The key question answered by this trial was whether the more intensive (and therefore toxic) allogeneic stem cell transplant would provide an improvement in OS compared with autologous stem cell transplantation. The evidence here showed that a matched unrelated donor (MUD) allograft was inferior to a matched sibling donor (MSD) or an autologous hematopoietic cell transplantation (HCT) in terms of OS. A MSD also had a similar OS to auto-HCT, and the data presented showed a rapid drop-off in OS in the first one to two years before plateauing, most likely due to toxicity from the allograft. This reaffirms the position of auto-HCT for most patients with FL and early treatment failure.
The role of radiation therapy in the treatment of patients with early stage diffuse large B-cell lymphoma (DLBCL) remains controversial. The use of consolidative radiotherapy in advanced stage/bulky DLBCL post-chemotherapy is even less common. OPTIMAL>60 looked at whether giving radiotherapy to elderly patients with bulky disease after completing R-chemotherapy improved PFS or OS, and was a rerun of a similar study (RICOVER-60), except with the additional step of performing a PET scan and only giving radiotherapy if there was still PET-positivity.
The results showed that for those whose PET scan remained positive, but who were unable to have radiotherapy (e.g. for medical reasons), the PFS and OS was predictably poor.
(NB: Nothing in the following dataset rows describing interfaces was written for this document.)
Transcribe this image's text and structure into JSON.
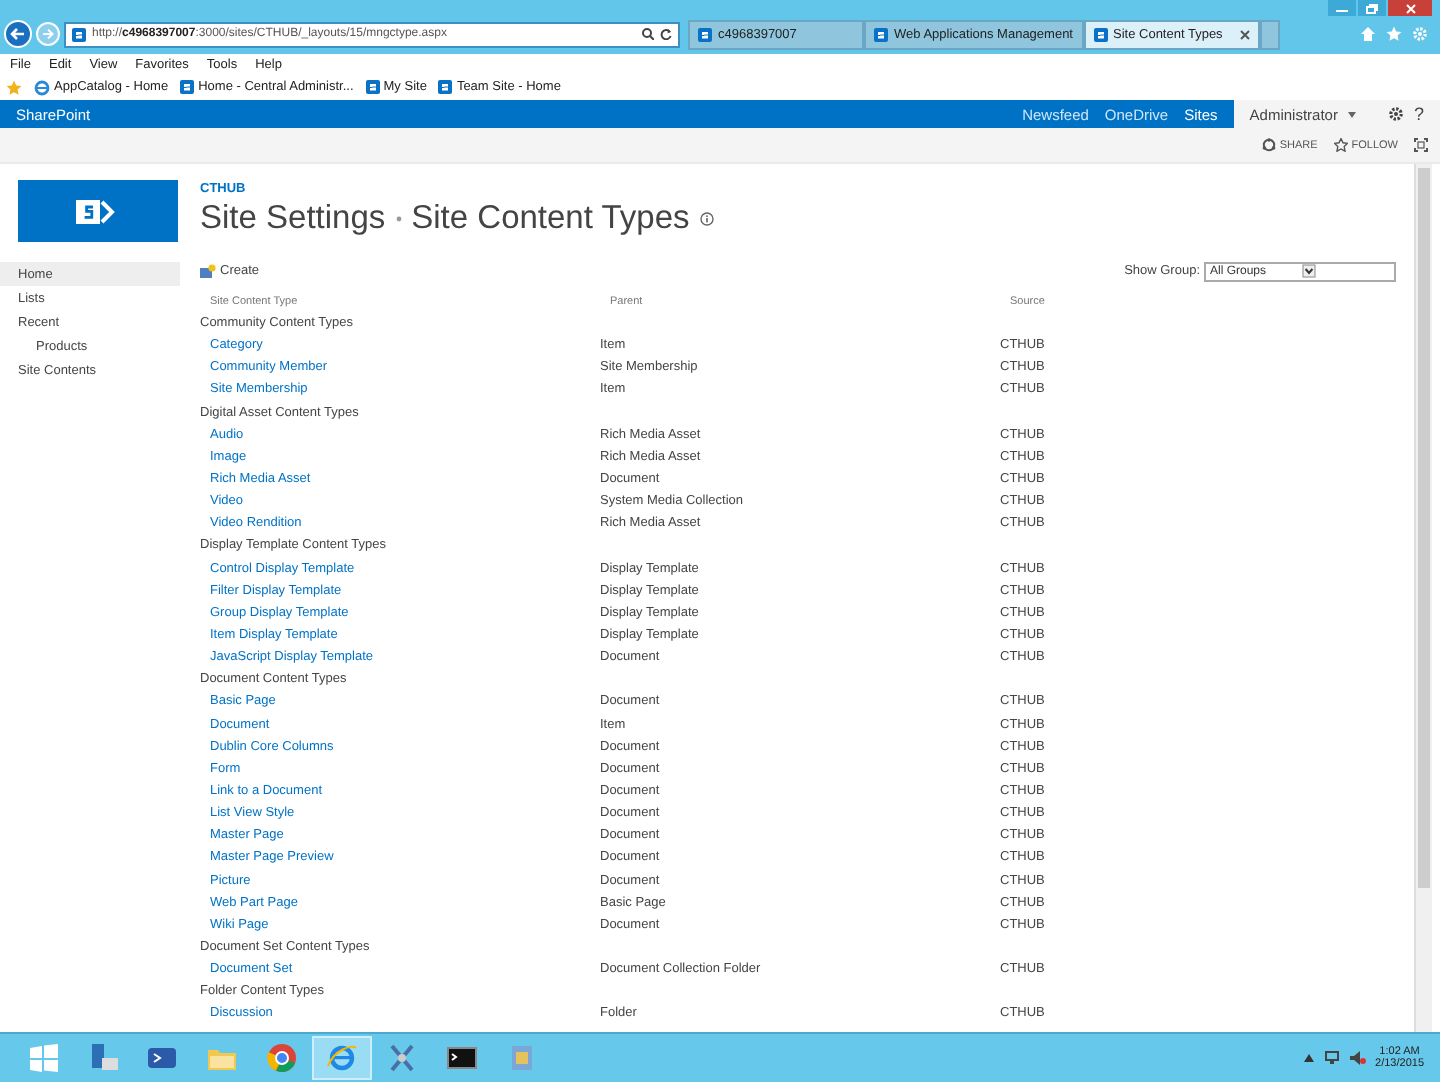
{
  "browser": {
    "address": "http://**c4968397007**:3000/sites/CTHUB/_layouts/15/mngctype.aspx",
    "tabs": [
      {
        "title": "c4968397007",
        "selected": false
      },
      {
        "title": "Web Applications Management",
        "selected": false
      },
      {
        "title": "Site Content Types",
        "selected": true
      }
    ],
    "menu": [
      "File",
      "Edit",
      "View",
      "Favorites",
      "Tools",
      "Help"
    ],
    "favorites": [
      {
        "kind": "ie",
        "label": "AppCatalog - Home"
      },
      {
        "kind": "sp",
        "label": "Home - Central Administr..."
      },
      {
        "kind": "sp",
        "label": "My Site"
      },
      {
        "kind": "sp",
        "label": "Team Site - Home"
      }
    ]
  },
  "suite_bar": {
    "brand": "SharePoint",
    "links": [
      {
        "label": "Newsfeed",
        "selected": false
      },
      {
        "label": "OneDrive",
        "selected": false
      },
      {
        "label": "Sites",
        "selected": true
      }
    ],
    "user": "Administrator",
    "help": "?"
  },
  "ribbon": {
    "actions": [
      {
        "kind": "share",
        "label": "SHARE"
      },
      {
        "kind": "follow",
        "label": "FOLLOW"
      }
    ]
  },
  "site": {
    "breadcrumb": "CTHUB",
    "title": "Site Settings",
    "page": "Site Content Types"
  },
  "nav": [
    {
      "label": "Home",
      "selected": true
    },
    {
      "label": "Lists",
      "selected": false
    },
    {
      "label": "Recent",
      "selected": false,
      "children": [
        {
          "label": "Products",
          "selected": false
        }
      ]
    },
    {
      "label": "Site Contents",
      "selected": false
    }
  ],
  "toolbar": {
    "create": "Create",
    "show_group_label": "Show Group:",
    "show_group_value": "All Groups"
  },
  "table": {
    "columns": [
      "Site Content Type",
      "Parent",
      "Source"
    ],
    "groups": [
      {
        "name": "Community Content Types",
        "rows": [
          [
            "Category",
            "Item",
            "CTHUB"
          ],
          [
            "Community Member",
            "Site Membership",
            "CTHUB"
          ],
          [
            "Site Membership",
            "Item",
            "CTHUB"
          ]
        ]
      },
      {
        "name": "Digital Asset Content Types",
        "rows": [
          [
            "Audio",
            "Rich Media Asset",
            "CTHUB"
          ],
          [
            "Image",
            "Rich Media Asset",
            "CTHUB"
          ],
          [
            "Rich Media Asset",
            "Document",
            "CTHUB"
          ],
          [
            "Video",
            "System Media Collection",
            "CTHUB"
          ],
          [
            "Video Rendition",
            "Rich Media Asset",
            "CTHUB"
          ]
        ]
      },
      {
        "name": "Display Template Content Types",
        "rows": [
          [
            "Control Display Template",
            "Display Template",
            "CTHUB"
          ],
          [
            "Filter Display Template",
            "Display Template",
            "CTHUB"
          ],
          [
            "Group Display Template",
            "Display Template",
            "CTHUB"
          ],
          [
            "Item Display Template",
            "Display Template",
            "CTHUB"
          ],
          [
            "JavaScript Display Template",
            "Document",
            "CTHUB"
          ]
        ]
      },
      {
        "name": "Document Content Types",
        "rows": [
          [
            "Basic Page",
            "Document",
            "CTHUB"
          ],
          [
            "Document",
            "Item",
            "CTHUB"
          ],
          [
            "Dublin Core Columns",
            "Document",
            "CTHUB"
          ],
          [
            "Form",
            "Document",
            "CTHUB"
          ],
          [
            "Link to a Document",
            "Document",
            "CTHUB"
          ],
          [
            "List View Style",
            "Document",
            "CTHUB"
          ],
          [
            "Master Page",
            "Document",
            "CTHUB"
          ],
          [
            "Master Page Preview",
            "Document",
            "CTHUB"
          ],
          [
            "Picture",
            "Document",
            "CTHUB"
          ],
          [
            "Web Part Page",
            "Basic Page",
            "CTHUB"
          ],
          [
            "Wiki Page",
            "Document",
            "CTHUB"
          ]
        ]
      },
      {
        "name": "Document Set Content Types",
        "rows": [
          [
            "Document Set",
            "Document Collection Folder",
            "CTHUB"
          ]
        ]
      },
      {
        "name": "Folder Content Types",
        "rows": [
          [
            "Discussion",
            "Folder",
            "CTHUB"
          ]
        ]
      }
    ]
  },
  "taskbar": {
    "apps": [
      {
        "kind": "server",
        "selected": false
      },
      {
        "kind": "shell",
        "selected": false
      },
      {
        "kind": "folder",
        "selected": false
      },
      {
        "kind": "chrome",
        "selected": false
      },
      {
        "kind": "ie",
        "selected": true
      },
      {
        "kind": "tool",
        "selected": false
      },
      {
        "kind": "cmd",
        "selected": false
      },
      {
        "kind": "setup",
        "selected": false
      }
    ],
    "time": "1:02 AM",
    "date": "2/13/2015"
  }
}
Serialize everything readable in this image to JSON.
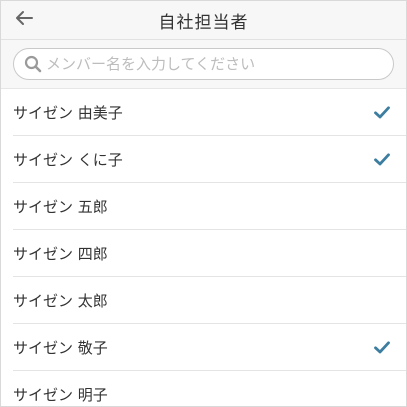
{
  "header": {
    "title": "自社担当者",
    "back_icon": "arrow-left-icon"
  },
  "search": {
    "placeholder": "メンバー名を入力してください",
    "value": "",
    "icon": "search-icon"
  },
  "colors": {
    "check": "#3d7ea0",
    "header_bg": "#f7f7f7",
    "divider": "#e4e4e4"
  },
  "members": [
    {
      "name": "サイゼン 由美子",
      "selected": true
    },
    {
      "name": "サイゼン くに子",
      "selected": true
    },
    {
      "name": "サイゼン 五郎",
      "selected": false
    },
    {
      "name": "サイゼン 四郎",
      "selected": false
    },
    {
      "name": "サイゼン 太郎",
      "selected": false
    },
    {
      "name": "サイゼン 敬子",
      "selected": true
    },
    {
      "name": "サイゼン 明子",
      "selected": false
    }
  ]
}
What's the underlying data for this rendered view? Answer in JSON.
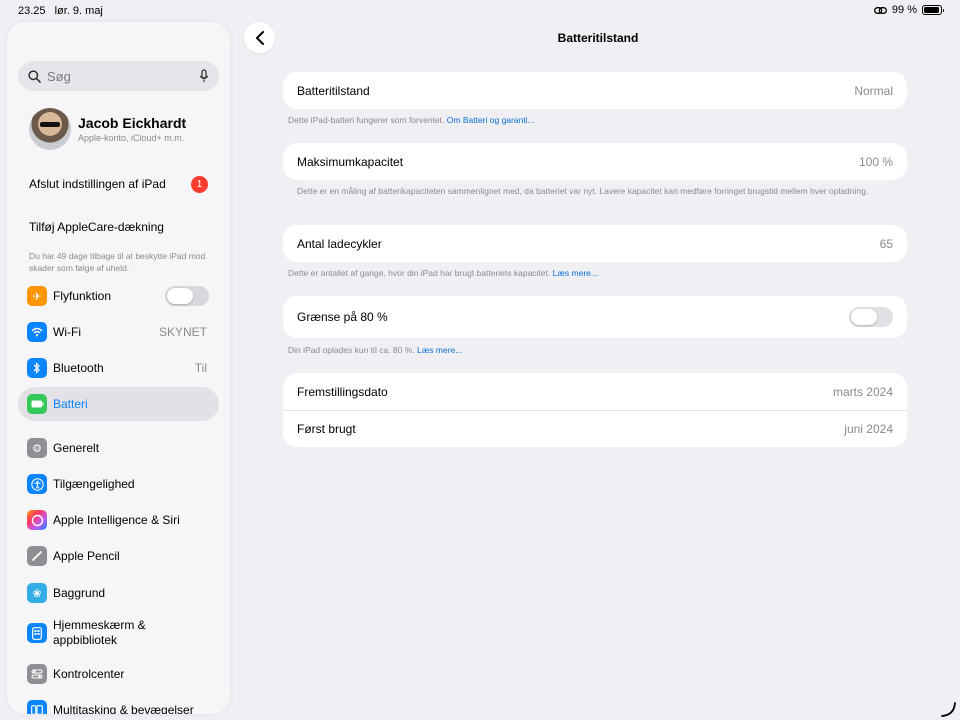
{
  "status": {
    "time": "23.25",
    "date": "lør. 9. maj",
    "battery": "99 %"
  },
  "sidebar": {
    "search_placeholder": "Søg",
    "profile": {
      "name": "Jacob Eickhardt",
      "subtitle": "Apple-konto, iCloud+ m.m."
    },
    "finish_setup": "Afslut indstillingen af iPad",
    "badge": "1",
    "applecare": "Tilføj AppleCare-dækning",
    "applecare_note": "Du har 49 dage tilbage til at beskytte iPad mod skader som følge af uheld.",
    "items": [
      {
        "label": "Flyfunktion",
        "icon": "airplane-icon",
        "color": "#ff9500"
      },
      {
        "label": "Wi-Fi",
        "value": "SKYNET",
        "icon": "wifi-icon",
        "color": "#0a84ff"
      },
      {
        "label": "Bluetooth",
        "value": "Til",
        "icon": "bluetooth-icon",
        "color": "#0a84ff"
      },
      {
        "label": "Batteri",
        "icon": "battery-icon",
        "color": "#34c759"
      },
      {
        "label": "Generelt",
        "icon": "gear-icon",
        "color": "#8e8e93"
      },
      {
        "label": "Tilgængelighed",
        "icon": "accessibility-icon",
        "color": "#0a84ff"
      },
      {
        "label": "Apple Intelligence & Siri",
        "icon": "siri-icon",
        "color": "#d06bd8"
      },
      {
        "label": "Apple Pencil",
        "icon": "pencil-icon",
        "color": "#8e8e93"
      },
      {
        "label": "Baggrund",
        "icon": "wallpaper-icon",
        "color": "#32ade6"
      },
      {
        "label": "Hjemmeskærm &",
        "label2": "appbibliotek",
        "icon": "homescreen-icon",
        "color": "#0a84ff"
      },
      {
        "label": "Kontrolcenter",
        "icon": "control-center-icon",
        "color": "#8e8e93"
      },
      {
        "label": "Multitasking & bevægelser",
        "icon": "multitasking-icon",
        "color": "#0a84ff"
      }
    ]
  },
  "main": {
    "title": "Batteritilstand",
    "health": {
      "label": "Batteritilstand",
      "value": "Normal",
      "footer": "Dette iPad-batteri fungerer som forventet.",
      "link": "Om Batteri og garanti..."
    },
    "capacity": {
      "label": "Maksimumkapacitet",
      "value": "100 %",
      "footer": "Dette er en måling af batterikapaciteten sammenlignet med, da batteriet var nyt. Lavere kapacitet kan medføre forringet brugstid mellem hver opladning."
    },
    "cycles": {
      "label": "Antal ladecykler",
      "value": "65",
      "footer": "Dette er antallet af gange, hvor din iPad har brugt batteriets kapacitet.",
      "link": "Læs mere..."
    },
    "limit": {
      "label": "Grænse på 80 %",
      "footer": "Din iPad oplades kun til ca. 80 %.",
      "link": "Læs mere..."
    },
    "manufacture": {
      "label": "Fremstillingsdato",
      "value": "marts 2024"
    },
    "first_use": {
      "label": "Først brugt",
      "value": "juni 2024"
    }
  }
}
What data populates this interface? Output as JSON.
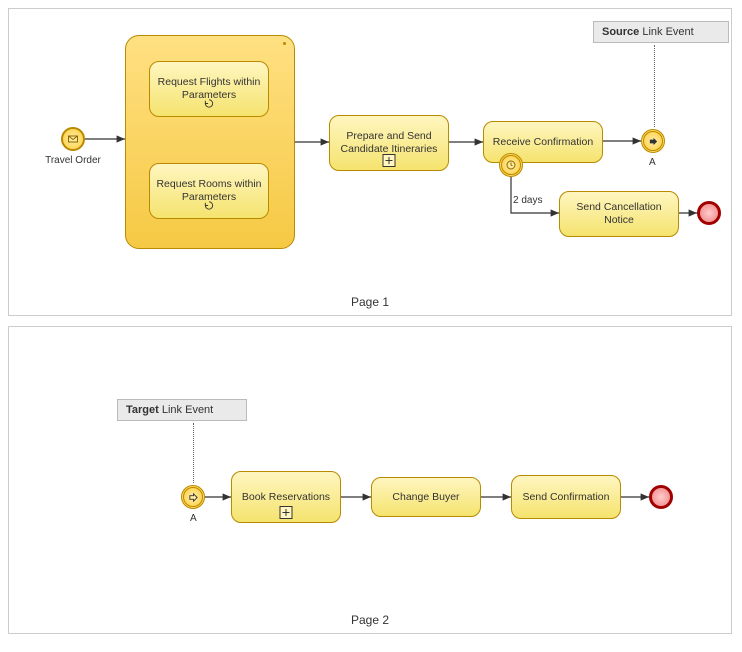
{
  "page1": {
    "label": "Page 1",
    "annotation": {
      "bold": "Source",
      "rest": " Link Event"
    },
    "startEvent": {
      "label": "Travel Order"
    },
    "linkEvent": {
      "label": "A"
    },
    "subprocess": {
      "task1": "Request Flights within Parameters",
      "task2": "Request Rooms within Parameters"
    },
    "tasks": {
      "prepare": "Prepare and Send Candidate Itineraries",
      "receive": "Receive Confirmation",
      "cancel": "Send Cancellation Notice"
    },
    "timer": {
      "label": "2 days"
    }
  },
  "page2": {
    "label": "Page 2",
    "annotation": {
      "bold": "Target",
      "rest": " Link Event"
    },
    "linkEvent": {
      "label": "A"
    },
    "tasks": {
      "book": "Book Reservations",
      "change": "Change Buyer",
      "send": "Send Confirmation"
    }
  }
}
However, in those where the PET scan was negative, the outcome was identical to those with positive PET who received RT. This could potentially spare those patients from receiving RT by performing an interim PET scan. The potential confounders of this, however, relate to the agreement of PET reporting among centers and lack of central review.
Richard Wilder, MD, MBA, Chief Medical Officer of Oncology Analytics, Inc., explained that the OPTIMAL>60 study “will help to define the roles of liposomal vincristine and PET-CT.”
“The trial is still recruiting previously-untreated DLBCL patients who are older than 60 years, and has an estimated completion date of October 2019,” Dr. Wilder added.
Circulating tumor DNA (ctDNA) is an emerging cancer biomarker, which allows for noninvasive profiling of tumors (including the cell of origin, mechanisms of resistance, and patient outcome stratification). Cell free DNA (cfDNA) techniques are already used in fetomaternal diagnosis by measuring small amounts of fetal DNA in the maternal circulation. The technology here is being advanced to look at small amounts of ctDNA for known biomarkers such as MYC, BCL2, TP53, PD-L1, and so on, which may provide a rapid and noninvasive method of determining prognosis or deciding on treatment options in the future.
“The advantage of a non-invasive assessment of cell-free DNA material circulating in the blood is the potential to complement or replace standard biopsies with a so-called ‘liquid biopsy,’” said Oscar Segurado, MD, PhD, Director of Medic Affairs Consulting LLC. “Among other advantages of a liquid vs solid biopsy is accessibility and flexibility, especially for monitoring purposes.”
Medical News Today is looking forward to attending more sessions and providing you with more daily recaps in this space in the next few days of ASCO 2017.